● Given data:
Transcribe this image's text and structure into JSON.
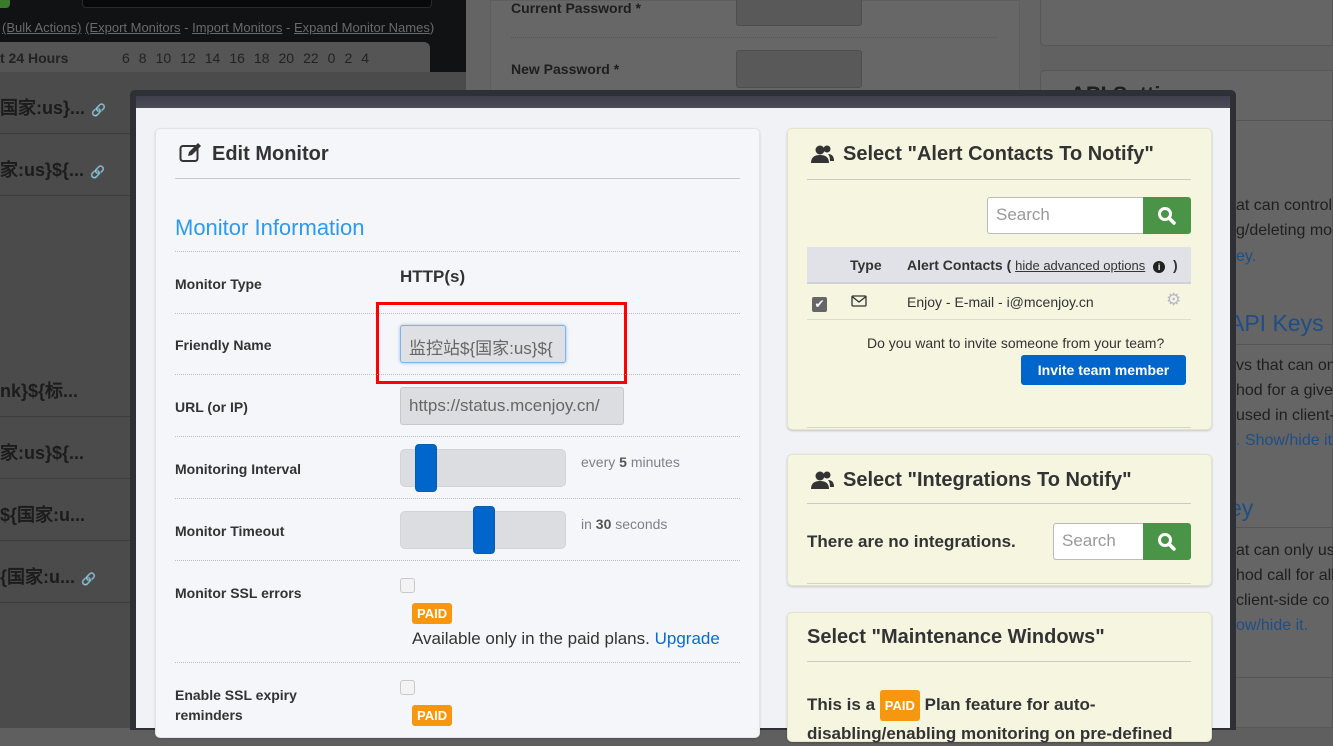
{
  "background": {
    "links": {
      "bulk": "(Bulk Actions)",
      "export": "(Export Monitors",
      "import": "Import Monitors",
      "expand": "Expand Monitor Names",
      "sep": "-",
      "close": ")"
    },
    "hours_label": "t 24 Hours",
    "hour_ticks": [
      "6",
      "8",
      "10",
      "12",
      "14",
      "16",
      "18",
      "20",
      "22",
      "0",
      "2",
      "4"
    ],
    "monitor_rows": [
      "国家:us}...",
      "家:us}${...",
      "nk}${标...",
      "家:us}${...",
      "${国家:u...",
      "{国家:u..."
    ],
    "current_password": "Current Password *",
    "new_password": "New Password *",
    "api_settings": "API Settings",
    "right_texts": [
      "at can control",
      "g/deleting mo",
      "ey.",
      "API Keys",
      "vs that can on",
      "hod for a giver",
      "used in client-",
      ". Show/hide it",
      "ey",
      "at can only us",
      "hod call for all",
      "client-side co",
      "ow/hide it."
    ]
  },
  "edit_monitor": {
    "title": "Edit Monitor",
    "section": "Monitor Information",
    "monitor_type_label": "Monitor Type",
    "monitor_type_value": "HTTP(s)",
    "friendly_name_label": "Friendly Name",
    "friendly_name_value": "监控站${国家:us}${",
    "url_label": "URL (or IP)",
    "url_value": "https://status.mcenjoy.cn/",
    "interval_label": "Monitoring Interval",
    "interval_hint_pre": "every",
    "interval_value": "5",
    "interval_hint_post": "minutes",
    "interval_slider_fraction": 0.1,
    "timeout_label": "Monitor Timeout",
    "timeout_hint_pre": "in",
    "timeout_value": "30",
    "timeout_hint_post": "seconds",
    "timeout_slider_fraction": 0.5,
    "ssl_errors_label": "Monitor SSL errors",
    "paid_badge": "PAID",
    "paid_text": "Available only in the paid plans.",
    "upgrade_link": "Upgrade",
    "ssl_expiry_label_1": "Enable SSL expiry",
    "ssl_expiry_label_2": "reminders"
  },
  "alert_contacts": {
    "title": "Select \"Alert Contacts To Notify\"",
    "search_placeholder": "Search",
    "col_type": "Type",
    "col_contacts": "Alert Contacts (",
    "hide_advanced": "hide advanced options",
    "col_close": ")",
    "rows": [
      {
        "checked": true,
        "type_icon": "envelope-icon",
        "contact": "Enjoy - E-mail - i@mcenjoy.cn"
      }
    ],
    "invite_prompt": "Do you want to invite someone from your team?",
    "invite_button": "Invite team member"
  },
  "integrations": {
    "title": "Select \"Integrations To Notify\"",
    "empty": "There are no integrations.",
    "search_placeholder": "Search"
  },
  "maintenance": {
    "title": "Select \"Maintenance Windows\"",
    "text_pre": "This is a",
    "paid_badge": "PAID",
    "text_post": "Plan feature for auto-",
    "text_line2": "disabling/enabling monitoring on pre-defined"
  },
  "colors": {
    "primary": "#0066cc",
    "search_green": "#4a9448",
    "paid_orange": "#f7960f",
    "link": "#0a6ad4",
    "section_blue": "#2b9af3",
    "highlight_red": "#ff0000"
  }
}
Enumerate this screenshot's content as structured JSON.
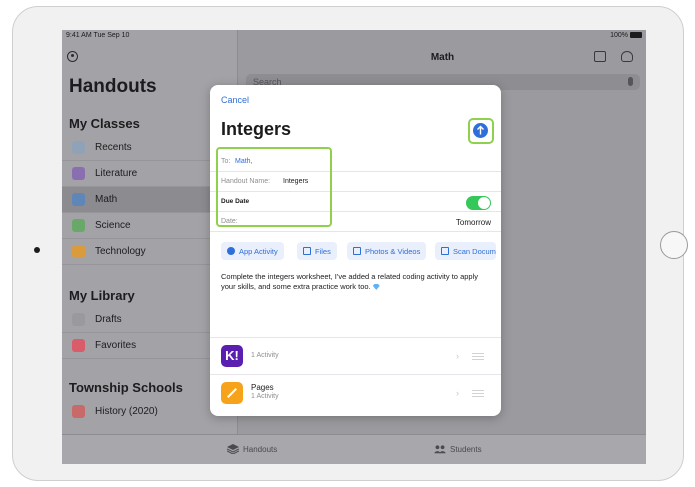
{
  "status_bar": {
    "time": "9:41 AM  Tue Sep 10",
    "battery": "100%"
  },
  "sidebar": {
    "title": "Handouts",
    "sections": [
      {
        "heading": "My Classes",
        "items": [
          {
            "label": "Recents",
            "color": "#8fa2b8"
          },
          {
            "label": "Literature",
            "color": "#8a6fb0"
          },
          {
            "label": "Math",
            "color": "#5f86b8",
            "selected": true
          },
          {
            "label": "Science",
            "color": "#6aa86a"
          },
          {
            "label": "Technology",
            "color": "#d99b3c"
          }
        ]
      },
      {
        "heading": "My Library",
        "items": [
          {
            "label": "Drafts",
            "color": "#9a9a9e"
          },
          {
            "label": "Favorites",
            "color": "#d95c6a"
          }
        ]
      },
      {
        "heading": "Township Schools",
        "items": [
          {
            "label": "History (2020)",
            "color": "#c86a6a"
          }
        ]
      }
    ]
  },
  "detail": {
    "title": "Math",
    "search_placeholder": "Search"
  },
  "tabbar": {
    "handouts": "Handouts",
    "students": "Students"
  },
  "modal": {
    "cancel": "Cancel",
    "title": "Integers",
    "to_label": "To:",
    "to_value": "Math,",
    "handout_name_label": "Handout Name:",
    "handout_name_value": "Integers",
    "due_date_label": "Due Date",
    "date_label": "Date:",
    "date_value": "Tomorrow",
    "chips": [
      "App Activity",
      "Files",
      "Photos & Videos",
      "Scan Docum"
    ],
    "body_text": "Complete the integers worksheet, I've added a related coding activity to apply your skills, and some extra practice work too.",
    "activities": [
      {
        "name": "",
        "sub": "1 Activity",
        "icon_letter": "K!"
      },
      {
        "name": "Pages",
        "sub": "1 Activity"
      }
    ]
  }
}
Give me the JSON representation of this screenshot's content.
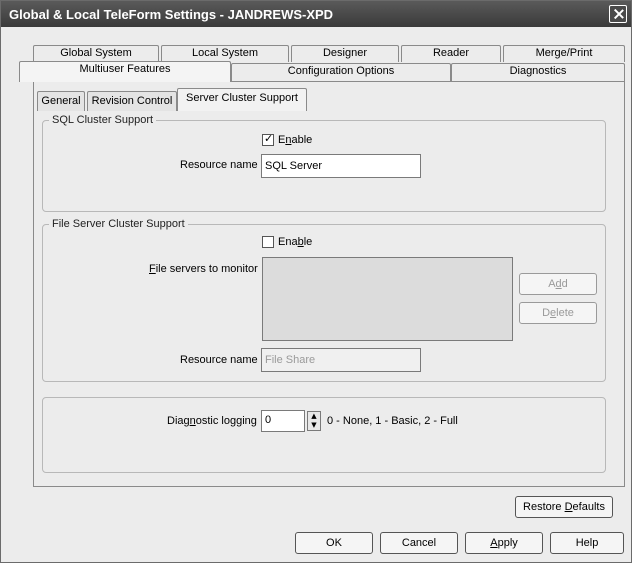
{
  "window": {
    "title": "Global & Local TeleForm Settings - JANDREWS-XPD"
  },
  "tabs_row1": [
    "Global System",
    "Local System",
    "Designer",
    "Reader",
    "Merge/Print"
  ],
  "tabs_row2": [
    "Multiuser Features",
    "Configuration Options",
    "Diagnostics"
  ],
  "subtabs": [
    "General",
    "Revision Control",
    "Server Cluster Support"
  ],
  "sql_group": {
    "legend": "SQL Cluster Support",
    "enable_label_pre": "E",
    "enable_label_acc": "n",
    "enable_label_post": "able",
    "enable_checked": true,
    "resource_label": "Resource name",
    "resource_value": "SQL Server"
  },
  "file_group": {
    "legend": "File Server Cluster Support",
    "enable_label_pre": "Ena",
    "enable_label_acc": "b",
    "enable_label_post": "le",
    "enable_checked": false,
    "monitor_label_acc": "F",
    "monitor_label_post": "ile servers to monitor",
    "add_pre": "A",
    "add_acc": "d",
    "add_post": "d",
    "delete_pre": "D",
    "delete_acc": "e",
    "delete_post": "lete",
    "resource_label": "Resource name",
    "resource_value": "File Share"
  },
  "diag_group": {
    "label_pre": "Diag",
    "label_acc": "n",
    "label_post": "ostic logging",
    "value": "0",
    "hint": "0 - None, 1 - Basic, 2 - Full"
  },
  "restore_pre": "Restore ",
  "restore_acc": "D",
  "restore_post": "efaults",
  "footer": {
    "ok": "OK",
    "cancel": "Cancel",
    "apply_acc": "A",
    "apply_post": "pply",
    "help": "Help"
  }
}
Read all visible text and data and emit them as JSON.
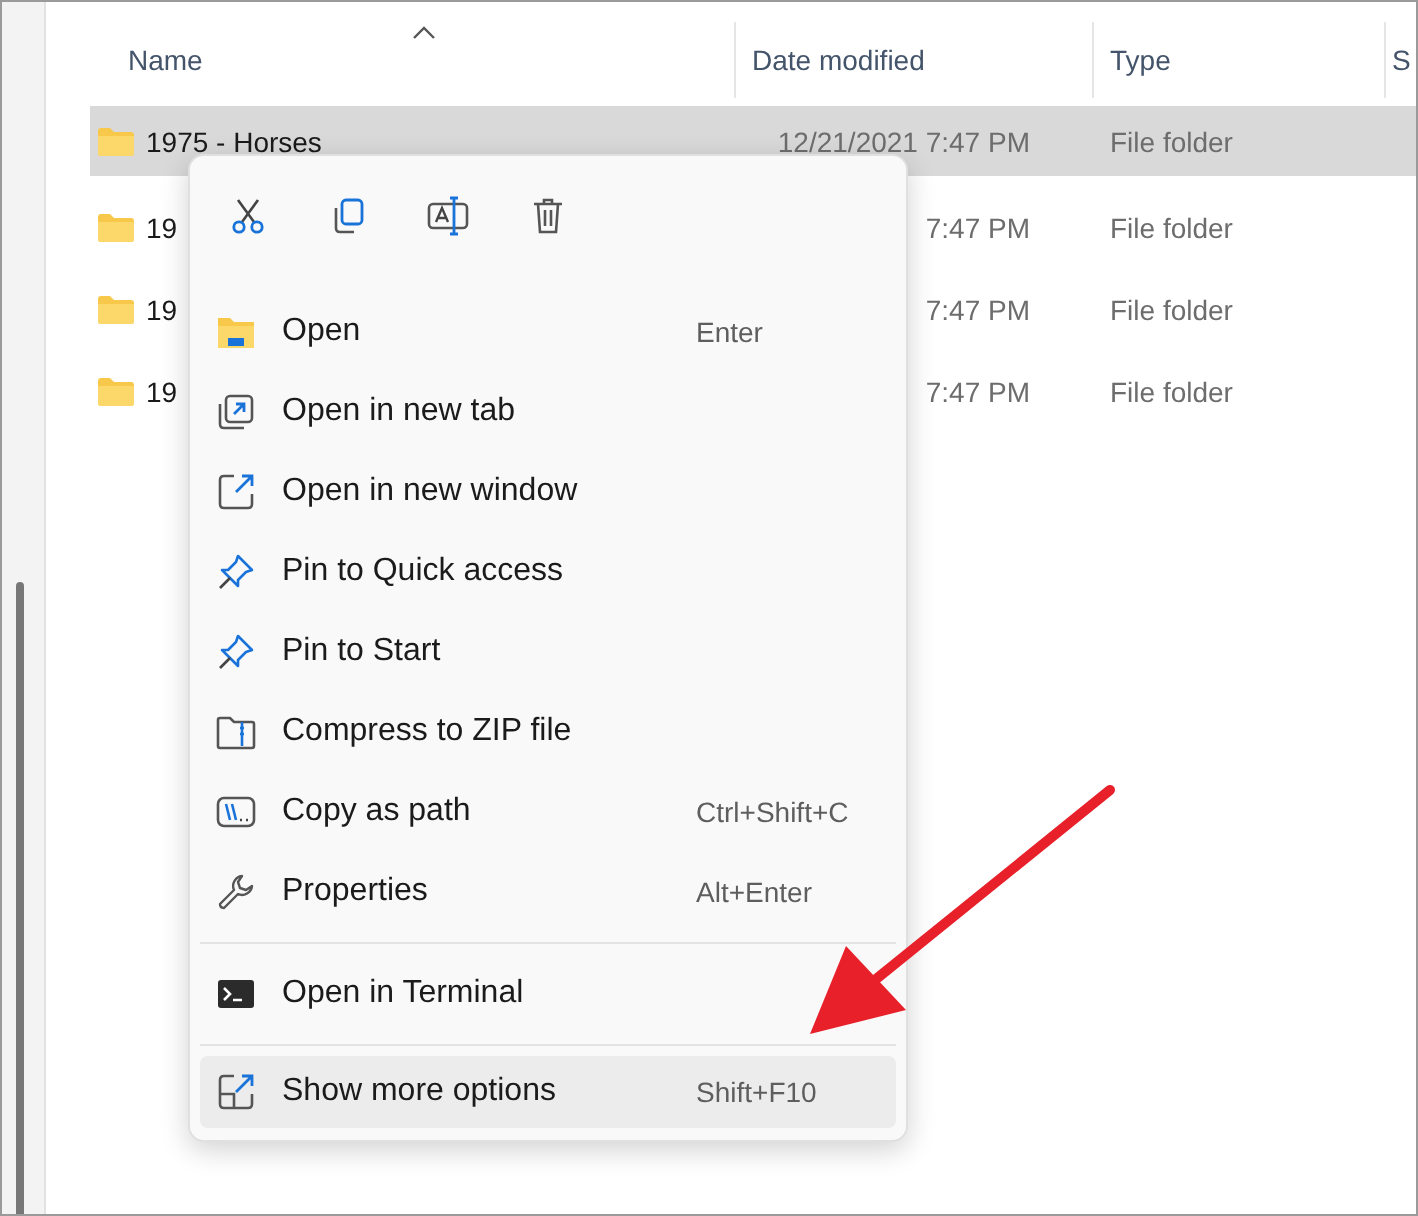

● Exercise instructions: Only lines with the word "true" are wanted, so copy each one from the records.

● Task result:
        "checked": true,
            "selected": true
    "enable_checked": true,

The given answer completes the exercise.